  25. ^ The Howard Stern Show – morning segment (6:25am hour) – October 30, 1998.
  26. ^ "- YouTube". YouTube.
  27. ^ "Howard TV on Demand – Hank Benjy David Blaine in Ice – video Dailymotion". June 22, 2017.
  28. ^ Howard Stern Show – 9:15 am hour – April 25, 2001 – Howard TV.
  29. ^ "Show rundown: Hank vs. Gary in Rock and Roll Trivia – 9:15 am 4/25/2001". Retrieved March 26, 2012.
  30. ^ "Stern Show rundown for 6-11-2001". marksfriggin.com. Retrieved March 26, 2012.
  31. ^ "First Look: The News in Brief, June 21, 1999". eonline.com. June 22, 1999. Retrieved March 26, 2012.
  32. ^ "Hank the Angry Drunken Dwarf at WWF Raw". Retrieved March 26, 2012.
  33. ^ Archived at Ghostarchive and the Wayback Machine: Cavanagh, Matt; Mongeau, John (January 24, 2010). "Hank the Angry Dwarf". BikiniWheels. YouTube. Retrieved November 3, 2012. This is a commercial John Mongeau and I shot with Hank the Angry Dwarf about 6 months before he passed away
  34. ^ Lloyd Kaufman; Trent Haaga; Adam Jahnke (2003). Make your own damn movie!: secrets of a renegade director. Macmillan. pp. 104–. ISBN 978-0-312-28864-8. Retrieved November 24, 2011.
  35. ^ "Show rundown – 2-8-1999".
  36. ^ "Prank (2000)". IMDb. Retrieved July 9, 2012.
  37. ^ "Stern's 'Beach' Washed Away?". eonline.com. September 16, 2002. Retrieved March 26, 2012.
  38. ^ "'Son of the Beach' It's a Nude, Nude, Nude, Nude World (2001)". imdb. Retrieved March 26, 2012.
  39. ^ Stern show – August 5, 1999.
  40. ^ Howard Stern Show – July 1, 1998, segment
  41. ^ a b "For The Week Of 9/10/2001 to 9/14/2001". MarksFriggin.com.

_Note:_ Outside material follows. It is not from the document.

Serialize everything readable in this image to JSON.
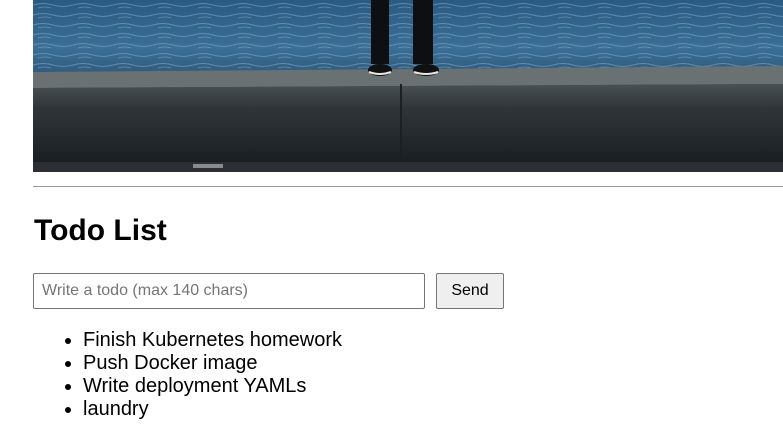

  42. ^ a b Howard Stern Show – morning segment (7:30–8:10 am) – March 4, 1998. During the segment, Gary Dell'Abate brought up sexual abuse as a potential reason for the trajectory of Hank's life. Hank also said that "it only happened that one time".
  43. ^ a b "Show rundown – 9-10-2001". September 10, 2001. Retrieved March 26, 2012.
  44. ^ "True Hollywood Story Episodes on E! - 2/20/2002: Hank the Angry Dwarf". tvguide.com. TV Guide. Retrieved November 3, 2012.
  45. ^ "E! True Hollywood story episode list". epguides.com. Retrieved November 3, 2012.

External links edit